The Sunlight Foundation and the Media Standards Trust have released a new browser extension along with a website called "Churnalism." The purpose of the tool is to automatically check websites for plagiarized content. The tool works by parsing the text on the site and comparing it to a specialized database that includes Wikipedia, press release sites, government sources, and a few others. Originally launched in the UK in 2011, it's is now available in the US.
Essentially, Churnalism automatically highlights text that it believes was copied from other sources, though it's not smart enough to distinguish between quotes and actual plagiarism. Even though that could be seen as a failing, it does give users a chance to sometimes find quoted sources that weren't otherwise clearly sourced. In a statement (which, yes, Churnalism is likely to know came from a press release), Media Standards Trust director Martin Moore said "If we're going to reward original news we have to be able to distinguish it from content that's just copy-pasted."

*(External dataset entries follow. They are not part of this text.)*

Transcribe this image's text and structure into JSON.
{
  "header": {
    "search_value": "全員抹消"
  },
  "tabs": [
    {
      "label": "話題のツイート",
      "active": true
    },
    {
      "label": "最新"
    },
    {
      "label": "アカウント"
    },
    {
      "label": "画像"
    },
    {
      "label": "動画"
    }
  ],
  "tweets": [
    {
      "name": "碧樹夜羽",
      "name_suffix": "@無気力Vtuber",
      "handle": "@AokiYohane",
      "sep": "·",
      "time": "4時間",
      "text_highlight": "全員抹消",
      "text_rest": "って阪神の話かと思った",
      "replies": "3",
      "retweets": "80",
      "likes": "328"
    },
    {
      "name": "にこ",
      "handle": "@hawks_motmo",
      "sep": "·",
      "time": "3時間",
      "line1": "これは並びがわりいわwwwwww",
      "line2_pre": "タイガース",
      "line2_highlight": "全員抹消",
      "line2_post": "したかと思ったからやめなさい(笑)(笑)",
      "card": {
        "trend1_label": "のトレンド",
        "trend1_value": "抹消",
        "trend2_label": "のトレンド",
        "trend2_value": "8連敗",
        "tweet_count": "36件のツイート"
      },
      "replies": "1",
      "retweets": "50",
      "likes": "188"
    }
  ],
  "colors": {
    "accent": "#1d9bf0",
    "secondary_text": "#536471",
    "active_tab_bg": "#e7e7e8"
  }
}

The technology behind Churnalism's database is interesting in its own right — rather than using a brute-force text search across its 20GB corpus of source documents, it uses an algorithm to "hash" text into strings of numbers that can be searched more quickly. Theoretically, the process should make it easier to expand Churnalism's sources in the future.